§ **DESCRIPTION OF THE TASK**
Make an exact copy of all the records, one that contains none of the pictures.
↓↓↓
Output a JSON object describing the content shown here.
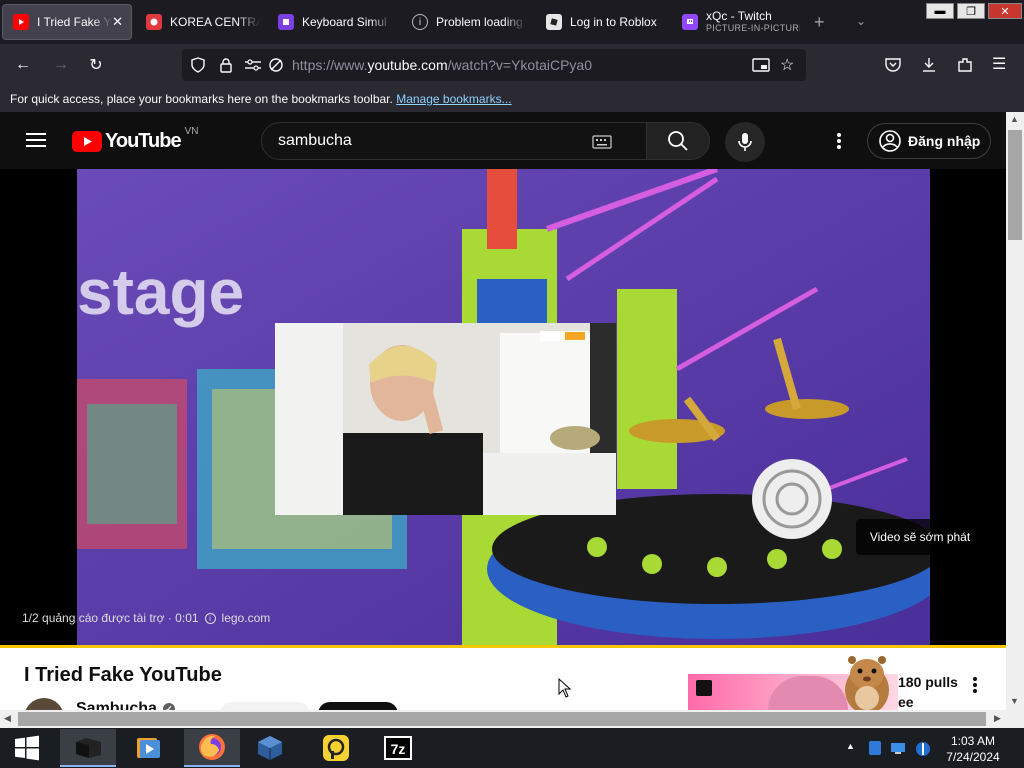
{
  "browser": {
    "tabs": [
      {
        "title": "I Tried Fake Yo",
        "active": true,
        "favicon_color": "#ff0000",
        "favicon": "youtube-favicon"
      },
      {
        "title": "KOREA CENTRAL",
        "active": false,
        "favicon_color": "#e03a3e",
        "favicon": "korea-favicon"
      },
      {
        "title": "Keyboard Simul",
        "active": false,
        "favicon_color": "#7b3fe4",
        "favicon": "keyboard-sim-favicon"
      },
      {
        "title": "Problem loading",
        "active": false,
        "favicon_color": "#1c1b22",
        "favicon": "info-favicon"
      },
      {
        "title": "Log in to Roblox",
        "active": false,
        "favicon_color": "#e6e6e6",
        "favicon": "roblox-favicon"
      },
      {
        "title": "xQc - Twitch",
        "subtitle": "PICTURE-IN-PICTURE",
        "active": false,
        "favicon_color": "#9146ff",
        "favicon": "twitch-favicon"
      }
    ],
    "url_prefix": "https://www.",
    "url_domain": "youtube.com",
    "url_path": "/watch?v=YkotaiCPya0",
    "bookmarks_text": "For quick access, place your bookmarks here on the bookmarks toolbar.",
    "bookmarks_link": "Manage bookmarks..."
  },
  "youtube": {
    "logo_text": "YouTube",
    "region": "VN",
    "search_value": "sambucha",
    "signin_label": "Đăng nhập",
    "ad_video": {
      "overlay_text": "stage",
      "ad_info": "1/2 quảng cáo được tài trợ · 0:01",
      "ad_domain": "lego.com",
      "skip_text": "Video sẽ sớm phát",
      "progress_fraction": 1.0
    },
    "video_title": "I Tried Fake YouTube",
    "channel_name": "Sambucha",
    "side_card_text1": "180 pulls",
    "side_card_text2": "ee"
  },
  "taskbar": {
    "time": "1:03 AM",
    "date": "7/24/2024",
    "apps": [
      "desktop-app",
      "media-player-app",
      "firefox-app",
      "virtualbox-app",
      "parsec-app",
      "7zip-app"
    ]
  },
  "colors": {
    "accent_red": "#ff0000",
    "ad_purple": "#5b3aa8",
    "progress_yellow": "#f6c600",
    "link_blue": "#8cd1ff"
  }
}
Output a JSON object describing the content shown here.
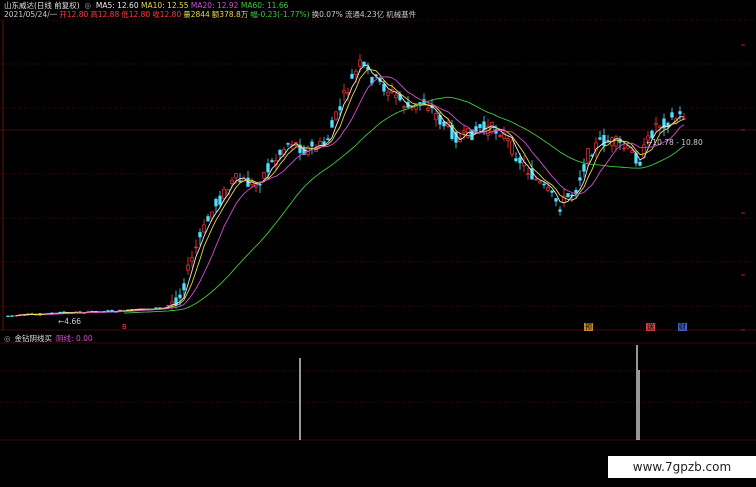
{
  "header": {
    "title": "山东威达(日线 前复权)",
    "ma5": "MA5: 12.60",
    "ma10": "MA10: 12.55",
    "ma20": "MA20: 12.92",
    "ma60": "MA60: 11.66"
  },
  "info": {
    "date": "2021/05/24/一",
    "open": "开12.80",
    "high": "高12.88",
    "low": "低12.80",
    "close": "收12.80",
    "volume": "量2844",
    "amount": "额378.8万",
    "change": "幅-0.23(-1.77%)",
    "turnover": "换0.07%",
    "circ": "流通4.23亿",
    "sector": "机械基件"
  },
  "price_labels": {
    "low_mark": "4.66",
    "range_mark": "10.78 - 10.80"
  },
  "event_markers": [
    "B",
    "预",
    "送",
    "财"
  ],
  "indicator": {
    "title": "金钻阴线买",
    "line_label": "阴线: 0.00"
  },
  "watermark": "www.7gpzb.com",
  "colors": {
    "up": "#ff3a3a",
    "down": "#4fe0ff",
    "ma5": "#e8e8e8",
    "ma10": "#e6d84a",
    "ma20": "#d050d0",
    "ma60": "#40c840",
    "grid": "#8a1010"
  }
}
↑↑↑
§ **WRITTEN ANSWER**
Output a JSON object describing the content shown here.
{
  "browser": {
    "tabs": [
      {
        "title": "I Tried Fake Yo",
        "active": true,
        "favicon_color": "#ff0000",
        "favicon": "youtube-favicon"
      },
      {
        "title": "KOREA CENTRAL",
        "active": false,
        "favicon_color": "#e03a3e",
        "favicon": "korea-favicon"
      },
      {
        "title": "Keyboard Simul",
        "active": false,
        "favicon_color": "#7b3fe4",
        "favicon": "keyboard-sim-favicon"
      },
      {
        "title": "Problem loading",
        "active": false,
        "favicon_color": "#1c1b22",
        "favicon": "info-favicon"
      },
      {
        "title": "Log in to Roblox",
        "active": false,
        "favicon_color": "#e6e6e6",
        "favicon": "roblox-favicon"
      },
      {
        "title": "xQc - Twitch",
        "subtitle": "PICTURE-IN-PICTURE",
        "active": false,
        "favicon_color": "#9146ff",
        "favicon": "twitch-favicon"
      }
    ],
    "url_prefix": "https://www.",
    "url_domain": "youtube.com",
    "url_path": "/watch?v=YkotaiCPya0",
    "bookmarks_text": "For quick access, place your bookmarks here on the bookmarks toolbar.",
    "bookmarks_link": "Manage bookmarks..."
  },
  "youtube": {
    "logo_text": "YouTube",
    "region": "VN",
    "search_value": "sambucha",
    "signin_label": "Đăng nhập",
    "ad_video": {
      "overlay_text": "stage",
      "ad_info": "1/2 quảng cáo được tài trợ · 0:01",
      "ad_domain": "lego.com",
      "skip_text": "Video sẽ sớm phát",
      "progress_fraction": 1.0
    },
    "video_title": "I Tried Fake YouTube",
    "channel_name": "Sambucha",
    "side_card_text1": "180 pulls",
    "side_card_text2": "ee"
  },
  "taskbar": {
    "time": "1:03 AM",
    "date": "7/24/2024",
    "apps": [
      "desktop-app",
      "media-player-app",
      "firefox-app",
      "virtualbox-app",
      "parsec-app",
      "7zip-app"
    ]
  },
  "colors": {
    "accent_red": "#ff0000",
    "ad_purple": "#5b3aa8",
    "progress_yellow": "#f6c600",
    "link_blue": "#8cd1ff"
  }
}
Output a JSON object describing the content shown here.
{
  "header": {
    "title": "山东威达(日线 前复权)",
    "ma5": "MA5: 12.60",
    "ma10": "MA10: 12.55",
    "ma20": "MA20: 12.92",
    "ma60": "MA60: 11.66"
  },
  "info": {
    "date": "2021/05/24/一",
    "open": "开12.80",
    "high": "高12.88",
    "low": "低12.80",
    "close": "收12.80",
    "volume": "量2844",
    "amount": "额378.8万",
    "change": "幅-0.23(-1.77%)",
    "turnover": "换0.07%",
    "circ": "流通4.23亿",
    "sector": "机械基件"
  },
  "price_labels": {
    "low_mark": "4.66",
    "range_mark": "10.78 - 10.80"
  },
  "event_markers": [
    "B",
    "预",
    "送",
    "财"
  ],
  "indicator": {
    "title": "金钻阴线买",
    "line_label": "阴线: 0.00"
  },
  "watermark": "www.7gpzb.com",
  "colors": {
    "up": "#ff3a3a",
    "down": "#4fe0ff",
    "ma5": "#e8e8e8",
    "ma10": "#e6d84a",
    "ma20": "#d050d0",
    "ma60": "#40c840",
    "grid": "#8a1010"
  }
}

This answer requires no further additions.